Migraines are diagnosed, based on the description of your symptoms. There's no medical test that can specifically identify the condition. Your doctor will ask about the severity, frequency and duration of your headaches as well as other symptoms you experience and any medications you take.
Before meeting with a headache specialist, maintaining a headache journal that tracks headache patterns — can provide helpful information for your diagnosis and treatment. Information to note in your journal includes:
- Duration of pain
- Location and severity of pain
- Medications taken
- Possible headache triggers
If your headache is associated with visual symptoms such as flashing or zig-zagging lights, blind spots or numbness on one side of the head, it is called migraine with "aura," previously known as classic or classical migraine. About 20 percent of people with migraine experience this type of headache.
UCSF Health medical specialists have reviewed this information. It is for educational purposes only and is not intended to replace the advice of your doctor or other health care provider.
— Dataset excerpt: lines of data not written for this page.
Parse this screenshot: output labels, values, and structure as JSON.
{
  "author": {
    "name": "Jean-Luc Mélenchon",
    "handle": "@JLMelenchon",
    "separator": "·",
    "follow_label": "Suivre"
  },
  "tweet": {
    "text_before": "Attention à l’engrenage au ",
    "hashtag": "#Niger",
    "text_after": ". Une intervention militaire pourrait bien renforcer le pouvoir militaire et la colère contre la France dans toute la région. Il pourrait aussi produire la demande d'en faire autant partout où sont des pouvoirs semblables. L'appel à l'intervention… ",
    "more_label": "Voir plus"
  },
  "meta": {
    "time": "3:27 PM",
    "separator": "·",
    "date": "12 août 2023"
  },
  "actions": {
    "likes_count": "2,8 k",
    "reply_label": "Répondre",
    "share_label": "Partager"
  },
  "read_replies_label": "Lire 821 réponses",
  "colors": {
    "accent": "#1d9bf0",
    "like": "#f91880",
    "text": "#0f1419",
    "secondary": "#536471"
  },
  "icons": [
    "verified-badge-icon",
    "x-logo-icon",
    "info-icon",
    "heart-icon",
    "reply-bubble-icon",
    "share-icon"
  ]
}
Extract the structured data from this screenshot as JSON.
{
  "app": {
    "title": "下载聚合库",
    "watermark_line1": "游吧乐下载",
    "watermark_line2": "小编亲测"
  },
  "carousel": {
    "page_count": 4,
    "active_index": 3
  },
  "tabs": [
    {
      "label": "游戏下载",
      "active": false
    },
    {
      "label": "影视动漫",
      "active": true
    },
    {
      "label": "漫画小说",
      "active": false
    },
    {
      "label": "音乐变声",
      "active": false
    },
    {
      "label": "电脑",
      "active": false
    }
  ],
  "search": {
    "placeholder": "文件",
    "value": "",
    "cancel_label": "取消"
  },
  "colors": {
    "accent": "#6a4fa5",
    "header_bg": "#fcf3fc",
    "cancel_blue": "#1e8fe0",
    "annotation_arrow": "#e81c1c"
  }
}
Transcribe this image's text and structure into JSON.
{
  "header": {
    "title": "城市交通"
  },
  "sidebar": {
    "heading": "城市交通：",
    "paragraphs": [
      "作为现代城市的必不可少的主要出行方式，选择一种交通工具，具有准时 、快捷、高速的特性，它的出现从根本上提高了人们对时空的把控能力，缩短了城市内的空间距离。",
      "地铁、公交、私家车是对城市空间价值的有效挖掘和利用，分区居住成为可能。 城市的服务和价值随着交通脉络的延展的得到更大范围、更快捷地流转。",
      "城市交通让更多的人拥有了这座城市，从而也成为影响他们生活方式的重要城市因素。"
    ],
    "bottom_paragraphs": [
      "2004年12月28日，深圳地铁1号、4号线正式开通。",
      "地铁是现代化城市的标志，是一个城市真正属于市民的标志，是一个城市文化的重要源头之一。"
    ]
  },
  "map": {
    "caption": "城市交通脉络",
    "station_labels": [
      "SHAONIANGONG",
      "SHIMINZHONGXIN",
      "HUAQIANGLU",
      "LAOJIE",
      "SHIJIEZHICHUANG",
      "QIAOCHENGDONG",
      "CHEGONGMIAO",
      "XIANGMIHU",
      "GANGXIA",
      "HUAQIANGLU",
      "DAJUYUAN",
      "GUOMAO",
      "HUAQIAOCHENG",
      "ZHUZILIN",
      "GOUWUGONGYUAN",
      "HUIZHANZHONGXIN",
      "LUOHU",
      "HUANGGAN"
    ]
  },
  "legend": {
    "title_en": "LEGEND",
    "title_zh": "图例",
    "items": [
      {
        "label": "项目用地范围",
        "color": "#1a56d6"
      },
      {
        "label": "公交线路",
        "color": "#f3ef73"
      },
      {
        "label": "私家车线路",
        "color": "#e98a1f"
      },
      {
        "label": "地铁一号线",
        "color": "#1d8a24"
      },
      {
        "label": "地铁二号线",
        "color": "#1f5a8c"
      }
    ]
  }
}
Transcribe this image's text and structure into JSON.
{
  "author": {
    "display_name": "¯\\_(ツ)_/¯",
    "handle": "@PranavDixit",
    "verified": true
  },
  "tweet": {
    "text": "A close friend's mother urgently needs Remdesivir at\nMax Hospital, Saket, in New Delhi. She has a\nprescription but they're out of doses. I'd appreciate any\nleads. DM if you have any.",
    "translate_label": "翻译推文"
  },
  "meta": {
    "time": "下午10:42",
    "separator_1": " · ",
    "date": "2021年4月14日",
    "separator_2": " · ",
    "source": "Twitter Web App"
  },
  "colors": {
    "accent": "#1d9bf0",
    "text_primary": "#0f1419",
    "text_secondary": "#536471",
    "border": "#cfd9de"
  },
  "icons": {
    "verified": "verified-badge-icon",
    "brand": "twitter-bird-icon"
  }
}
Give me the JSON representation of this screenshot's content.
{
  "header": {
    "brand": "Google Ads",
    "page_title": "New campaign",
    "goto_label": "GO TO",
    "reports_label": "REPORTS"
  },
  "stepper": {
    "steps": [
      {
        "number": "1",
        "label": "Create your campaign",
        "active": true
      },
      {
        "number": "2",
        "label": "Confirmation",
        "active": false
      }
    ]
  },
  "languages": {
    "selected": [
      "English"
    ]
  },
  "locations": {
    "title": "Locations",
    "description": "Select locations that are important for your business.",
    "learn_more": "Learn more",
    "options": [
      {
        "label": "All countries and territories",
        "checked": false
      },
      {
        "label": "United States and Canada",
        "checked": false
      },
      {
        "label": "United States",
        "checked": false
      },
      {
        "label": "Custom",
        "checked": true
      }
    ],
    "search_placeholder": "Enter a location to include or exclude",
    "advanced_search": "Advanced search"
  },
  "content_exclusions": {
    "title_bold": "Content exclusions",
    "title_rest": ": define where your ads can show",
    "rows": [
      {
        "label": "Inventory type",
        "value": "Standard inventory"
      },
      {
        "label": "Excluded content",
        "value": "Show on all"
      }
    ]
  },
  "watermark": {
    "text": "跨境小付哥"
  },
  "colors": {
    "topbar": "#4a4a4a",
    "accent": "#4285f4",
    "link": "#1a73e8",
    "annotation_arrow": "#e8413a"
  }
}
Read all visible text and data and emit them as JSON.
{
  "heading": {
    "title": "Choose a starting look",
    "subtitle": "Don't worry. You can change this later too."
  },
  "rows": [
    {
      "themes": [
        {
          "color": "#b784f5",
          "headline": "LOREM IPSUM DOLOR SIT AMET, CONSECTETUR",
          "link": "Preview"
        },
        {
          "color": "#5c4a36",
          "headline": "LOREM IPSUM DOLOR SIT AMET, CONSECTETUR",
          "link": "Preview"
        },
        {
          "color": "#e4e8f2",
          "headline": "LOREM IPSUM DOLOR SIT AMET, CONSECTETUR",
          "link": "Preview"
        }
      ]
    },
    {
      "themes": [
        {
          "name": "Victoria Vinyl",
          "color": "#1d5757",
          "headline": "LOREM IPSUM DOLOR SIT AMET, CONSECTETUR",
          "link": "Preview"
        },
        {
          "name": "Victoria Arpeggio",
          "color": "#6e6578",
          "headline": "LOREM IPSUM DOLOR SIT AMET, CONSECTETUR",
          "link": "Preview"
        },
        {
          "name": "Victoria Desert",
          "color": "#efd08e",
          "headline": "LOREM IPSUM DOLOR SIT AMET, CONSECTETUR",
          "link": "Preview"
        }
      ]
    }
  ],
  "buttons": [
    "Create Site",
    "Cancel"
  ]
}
We encourage you to discuss any questions or concerns you may have with your provider.